But taking a taxi in this case was an excellent crash course in the sights of Cuba. I expected to see some old cars from the 1950s but I was pretty quickly blown away by the sheer numbers. They were everywhere! Along with all sorts of weird scooter, motorcycle, and bicycle vehicles, all crowding the streets and somehow getting by. But the weirdest vehicle of them all had to be this massive bus-like thing that was actually being pulled by a tractor trailer cab. It was as if a truck and a bus had mated. And I thought Mexico did weird things with buses.
It was very strange to see such an active and populated area with virtually no commercialization of any sort. There were all sorts of slogans about solidarity and socialism with pictures of Fidel and Che all over the place. But this is a country where you won't find Coke billboards or any of the other staples of most cities in the world. This was like being in a whole other time.
The buildings too were so very different from anyplace else I'd seen. Many of them were old and dilapidated but they also looked very strong and large. As we got closer to our hotel, we noticed that there were lots of cops on the streets and shirtless kids playing stickball on nearly every block. A better description of it would have been "wall ball," as it was being played on narrow streets with large walls in front of and behind the batter. There were also dogs everywhere, mostly small ones, and they seemed a lot less timid than the ones in Mexico.
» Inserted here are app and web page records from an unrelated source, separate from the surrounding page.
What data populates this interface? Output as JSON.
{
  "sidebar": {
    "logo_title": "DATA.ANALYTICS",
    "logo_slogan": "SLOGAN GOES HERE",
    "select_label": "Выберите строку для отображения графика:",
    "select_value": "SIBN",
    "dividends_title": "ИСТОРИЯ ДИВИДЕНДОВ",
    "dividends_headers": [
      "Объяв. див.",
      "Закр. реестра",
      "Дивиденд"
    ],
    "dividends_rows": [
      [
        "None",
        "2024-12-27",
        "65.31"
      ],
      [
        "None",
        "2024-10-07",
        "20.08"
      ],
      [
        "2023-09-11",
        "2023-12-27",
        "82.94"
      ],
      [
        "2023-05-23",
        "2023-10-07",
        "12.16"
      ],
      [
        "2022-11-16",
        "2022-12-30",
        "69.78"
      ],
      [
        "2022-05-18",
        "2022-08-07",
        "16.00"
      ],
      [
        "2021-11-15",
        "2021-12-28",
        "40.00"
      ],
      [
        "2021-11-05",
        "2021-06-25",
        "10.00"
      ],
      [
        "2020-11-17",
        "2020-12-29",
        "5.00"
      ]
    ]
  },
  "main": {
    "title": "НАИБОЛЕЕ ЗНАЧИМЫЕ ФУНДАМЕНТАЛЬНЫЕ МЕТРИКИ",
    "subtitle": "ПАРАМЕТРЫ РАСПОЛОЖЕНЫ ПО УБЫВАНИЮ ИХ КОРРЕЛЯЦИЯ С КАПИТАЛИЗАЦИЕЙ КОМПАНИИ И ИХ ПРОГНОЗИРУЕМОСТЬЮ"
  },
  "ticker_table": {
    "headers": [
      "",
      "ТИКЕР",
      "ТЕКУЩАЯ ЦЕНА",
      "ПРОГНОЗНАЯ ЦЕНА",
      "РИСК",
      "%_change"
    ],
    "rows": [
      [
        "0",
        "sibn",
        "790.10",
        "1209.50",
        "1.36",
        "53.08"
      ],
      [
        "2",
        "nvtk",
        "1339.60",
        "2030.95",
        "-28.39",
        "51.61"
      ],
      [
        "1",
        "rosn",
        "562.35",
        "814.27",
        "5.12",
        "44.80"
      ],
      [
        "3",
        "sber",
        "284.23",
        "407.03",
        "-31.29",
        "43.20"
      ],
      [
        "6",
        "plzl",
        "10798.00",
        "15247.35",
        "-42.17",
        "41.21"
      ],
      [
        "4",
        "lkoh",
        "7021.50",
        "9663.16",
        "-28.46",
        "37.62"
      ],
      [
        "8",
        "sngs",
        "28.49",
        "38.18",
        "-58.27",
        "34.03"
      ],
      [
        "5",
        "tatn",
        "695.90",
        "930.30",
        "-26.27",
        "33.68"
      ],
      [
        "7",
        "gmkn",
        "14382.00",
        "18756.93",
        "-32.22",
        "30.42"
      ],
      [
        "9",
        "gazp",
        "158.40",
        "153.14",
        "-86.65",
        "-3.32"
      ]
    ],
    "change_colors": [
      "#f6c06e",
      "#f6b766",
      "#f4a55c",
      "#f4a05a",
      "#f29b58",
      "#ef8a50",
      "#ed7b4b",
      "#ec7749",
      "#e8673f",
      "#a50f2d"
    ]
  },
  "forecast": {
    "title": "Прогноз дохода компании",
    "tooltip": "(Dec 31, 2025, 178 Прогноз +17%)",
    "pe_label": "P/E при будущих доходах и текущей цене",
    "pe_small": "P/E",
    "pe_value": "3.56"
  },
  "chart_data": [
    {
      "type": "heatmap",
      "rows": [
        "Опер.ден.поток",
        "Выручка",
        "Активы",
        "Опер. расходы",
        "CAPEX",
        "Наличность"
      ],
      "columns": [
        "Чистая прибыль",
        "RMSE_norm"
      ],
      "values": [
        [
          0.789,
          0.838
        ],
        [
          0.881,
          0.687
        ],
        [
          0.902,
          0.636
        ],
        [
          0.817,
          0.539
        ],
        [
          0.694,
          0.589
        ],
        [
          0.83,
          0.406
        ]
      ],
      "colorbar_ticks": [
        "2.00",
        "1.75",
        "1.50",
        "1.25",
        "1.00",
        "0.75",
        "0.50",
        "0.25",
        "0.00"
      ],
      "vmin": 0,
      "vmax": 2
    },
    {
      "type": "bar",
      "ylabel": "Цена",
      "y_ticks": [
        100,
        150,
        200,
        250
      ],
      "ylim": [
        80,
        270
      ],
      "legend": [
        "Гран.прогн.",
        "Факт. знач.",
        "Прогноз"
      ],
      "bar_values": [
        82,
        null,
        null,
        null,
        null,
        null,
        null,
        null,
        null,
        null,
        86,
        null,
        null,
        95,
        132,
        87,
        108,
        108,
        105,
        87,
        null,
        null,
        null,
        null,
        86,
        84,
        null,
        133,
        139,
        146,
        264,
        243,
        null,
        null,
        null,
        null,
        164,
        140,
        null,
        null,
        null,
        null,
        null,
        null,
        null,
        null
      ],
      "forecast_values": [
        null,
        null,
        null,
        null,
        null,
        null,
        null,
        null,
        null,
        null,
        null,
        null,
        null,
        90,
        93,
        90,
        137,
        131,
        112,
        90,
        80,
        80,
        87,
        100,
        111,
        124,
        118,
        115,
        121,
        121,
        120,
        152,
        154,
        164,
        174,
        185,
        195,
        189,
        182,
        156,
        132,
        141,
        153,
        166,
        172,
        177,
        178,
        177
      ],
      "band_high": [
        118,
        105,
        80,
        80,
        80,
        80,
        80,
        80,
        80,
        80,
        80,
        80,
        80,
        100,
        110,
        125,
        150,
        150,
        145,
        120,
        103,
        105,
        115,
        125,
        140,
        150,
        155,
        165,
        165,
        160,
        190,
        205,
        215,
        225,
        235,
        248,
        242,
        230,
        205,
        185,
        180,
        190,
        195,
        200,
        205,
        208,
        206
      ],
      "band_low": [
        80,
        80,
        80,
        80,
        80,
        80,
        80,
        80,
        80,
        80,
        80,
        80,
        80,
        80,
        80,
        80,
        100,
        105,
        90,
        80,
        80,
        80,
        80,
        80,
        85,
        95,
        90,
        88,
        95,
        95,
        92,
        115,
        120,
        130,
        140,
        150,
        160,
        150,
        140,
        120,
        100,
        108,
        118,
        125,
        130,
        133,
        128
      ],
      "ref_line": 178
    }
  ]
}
When we arrived at our hotel, the driver announced that the ride cost $50 (the Cuban peso is valued almost equal to the American dollar so it's not too hard to know what's cheap and what's not). And since I had read that tips are expected here, I suggested we add an appropriate amount. It would be a bit later when we found out that we had been charged about three times the normal rate. What did I say about taxis?
Mike and I spent several hours just walking around and trying to take it all in. The place was really hot but we almost didn't notice in those first hours. Every street had something strange on it - weird food items, different looking people, unusual types of dogs, and payphones that we both took a keen interest in. And of course, those old vehicles.
I've been to a lot of places and this one just felt so bizarre. I was so happy to be here and felt strangely comfortable in the weirdness. But I knew this was only the beginning.